Retype every entry below exactly as it stands.

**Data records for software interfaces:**

^^^^^^^^^^^^^^^^

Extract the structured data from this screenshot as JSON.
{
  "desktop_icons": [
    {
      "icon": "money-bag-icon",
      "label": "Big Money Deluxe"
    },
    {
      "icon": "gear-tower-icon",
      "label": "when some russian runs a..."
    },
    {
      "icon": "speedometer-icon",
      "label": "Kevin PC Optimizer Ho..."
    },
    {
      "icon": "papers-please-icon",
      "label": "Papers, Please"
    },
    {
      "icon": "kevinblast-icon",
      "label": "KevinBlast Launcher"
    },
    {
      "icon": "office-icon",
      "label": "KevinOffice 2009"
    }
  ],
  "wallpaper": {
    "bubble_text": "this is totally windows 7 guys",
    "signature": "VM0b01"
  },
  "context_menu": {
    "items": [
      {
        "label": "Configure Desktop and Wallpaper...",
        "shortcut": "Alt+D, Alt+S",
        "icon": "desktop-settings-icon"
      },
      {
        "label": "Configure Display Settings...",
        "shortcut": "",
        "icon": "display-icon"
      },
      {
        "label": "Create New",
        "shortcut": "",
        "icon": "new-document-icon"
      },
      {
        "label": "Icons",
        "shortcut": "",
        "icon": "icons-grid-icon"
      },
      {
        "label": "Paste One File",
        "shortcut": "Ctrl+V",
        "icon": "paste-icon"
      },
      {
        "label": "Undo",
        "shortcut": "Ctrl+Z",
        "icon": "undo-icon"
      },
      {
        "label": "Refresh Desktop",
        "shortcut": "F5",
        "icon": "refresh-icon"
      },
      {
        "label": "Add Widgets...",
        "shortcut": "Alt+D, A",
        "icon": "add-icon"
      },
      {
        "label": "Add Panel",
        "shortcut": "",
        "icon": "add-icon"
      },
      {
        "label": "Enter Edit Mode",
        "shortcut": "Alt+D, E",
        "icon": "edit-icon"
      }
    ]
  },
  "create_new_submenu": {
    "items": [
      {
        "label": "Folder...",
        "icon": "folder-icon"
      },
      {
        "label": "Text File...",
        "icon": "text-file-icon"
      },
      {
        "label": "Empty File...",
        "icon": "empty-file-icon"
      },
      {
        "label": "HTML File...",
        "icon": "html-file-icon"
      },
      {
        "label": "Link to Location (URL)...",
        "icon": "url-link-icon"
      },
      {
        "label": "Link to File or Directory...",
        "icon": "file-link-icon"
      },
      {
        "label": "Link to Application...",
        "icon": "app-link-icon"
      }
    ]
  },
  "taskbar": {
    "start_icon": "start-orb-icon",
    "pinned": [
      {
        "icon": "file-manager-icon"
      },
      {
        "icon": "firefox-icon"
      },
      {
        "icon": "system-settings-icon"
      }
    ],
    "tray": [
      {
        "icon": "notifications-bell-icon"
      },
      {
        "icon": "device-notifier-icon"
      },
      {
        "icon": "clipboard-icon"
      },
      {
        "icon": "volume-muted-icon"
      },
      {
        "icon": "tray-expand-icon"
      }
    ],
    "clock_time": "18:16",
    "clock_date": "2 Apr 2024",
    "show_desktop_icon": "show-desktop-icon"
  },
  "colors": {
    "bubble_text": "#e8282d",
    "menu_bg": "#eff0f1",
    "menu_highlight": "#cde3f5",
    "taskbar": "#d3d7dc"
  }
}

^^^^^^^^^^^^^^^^

**TASK OUTPUT:**
Extract the structured data from this screenshot as JSON.
{
  "desktop_icons": [
    {
      "icon": "money-bag-icon",
      "label": "Big Money Deluxe"
    },
    {
      "icon": "gear-tower-icon",
      "label": "when some russian runs a..."
    },
    {
      "icon": "speedometer-icon",
      "label": "Kevin PC Optimizer Ho..."
    },
    {
      "icon": "papers-please-icon",
      "label": "Papers, Please"
    },
    {
      "icon": "kevinblast-icon",
      "label": "KevinBlast Launcher"
    },
    {
      "icon": "office-icon",
      "label": "KevinOffice 2009"
    }
  ],
  "wallpaper": {
    "bubble_text": "this is totally windows 7 guys",
    "signature": "VM0b01"
  },
  "context_menu": {
    "items": [
      {
        "label": "Configure Desktop and Wallpaper...",
        "shortcut": "Alt+D, Alt+S",
        "icon": "desktop-settings-icon"
      },
      {
        "label": "Configure Display Settings...",
        "shortcut": "",
        "icon": "display-icon"
      },
      {
        "label": "Create New",
        "shortcut": "",
        "icon": "new-document-icon"
      },
      {
        "label": "Icons",
        "shortcut": "",
        "icon": "icons-grid-icon"
      },
      {
        "label": "Paste One File",
        "shortcut": "Ctrl+V",
        "icon": "paste-icon"
      },
      {
        "label": "Undo",
        "shortcut": "Ctrl+Z",
        "icon": "undo-icon"
      },
      {
        "label": "Refresh Desktop",
        "shortcut": "F5",
        "icon": "refresh-icon"
      },
      {
        "label": "Add Widgets...",
        "shortcut": "Alt+D, A",
        "icon": "add-icon"
      },
      {
        "label": "Add Panel",
        "shortcut": "",
        "icon": "add-icon"
      },
      {
        "label": "Enter Edit Mode",
        "shortcut": "Alt+D, E",
        "icon": "edit-icon"
      }
    ]
  },
  "create_new_submenu": {
    "items": [
      {
        "label": "Folder...",
        "icon": "folder-icon"
      },
      {
        "label": "Text File...",
        "icon": "text-file-icon"
      },
      {
        "label": "Empty File...",
        "icon": "empty-file-icon"
      },
      {
        "label": "HTML File...",
        "icon": "html-file-icon"
      },
      {
        "label": "Link to Location (URL)...",
        "icon": "url-link-icon"
      },
      {
        "label": "Link to File or Directory...",
        "icon": "file-link-icon"
      },
      {
        "label": "Link to Application...",
        "icon": "app-link-icon"
      }
    ]
  },
  "taskbar": {
    "start_icon": "start-orb-icon",
    "pinned": [
      {
        "icon": "file-manager-icon"
      },
      {
        "icon": "firefox-icon"
      },
      {
        "icon": "system-settings-icon"
      }
    ],
    "tray": [
      {
        "icon": "notifications-bell-icon"
      },
      {
        "icon": "device-notifier-icon"
      },
      {
        "icon": "clipboard-icon"
      },
      {
        "icon": "volume-muted-icon"
      },
      {
        "icon": "tray-expand-icon"
      }
    ],
    "clock_time": "18:16",
    "clock_date": "2 Apr 2024",
    "show_desktop_icon": "show-desktop-icon"
  },
  "colors": {
    "bubble_text": "#e8282d",
    "menu_bg": "#eff0f1",
    "menu_highlight": "#cde3f5",
    "taskbar": "#d3d7dc"
  }
}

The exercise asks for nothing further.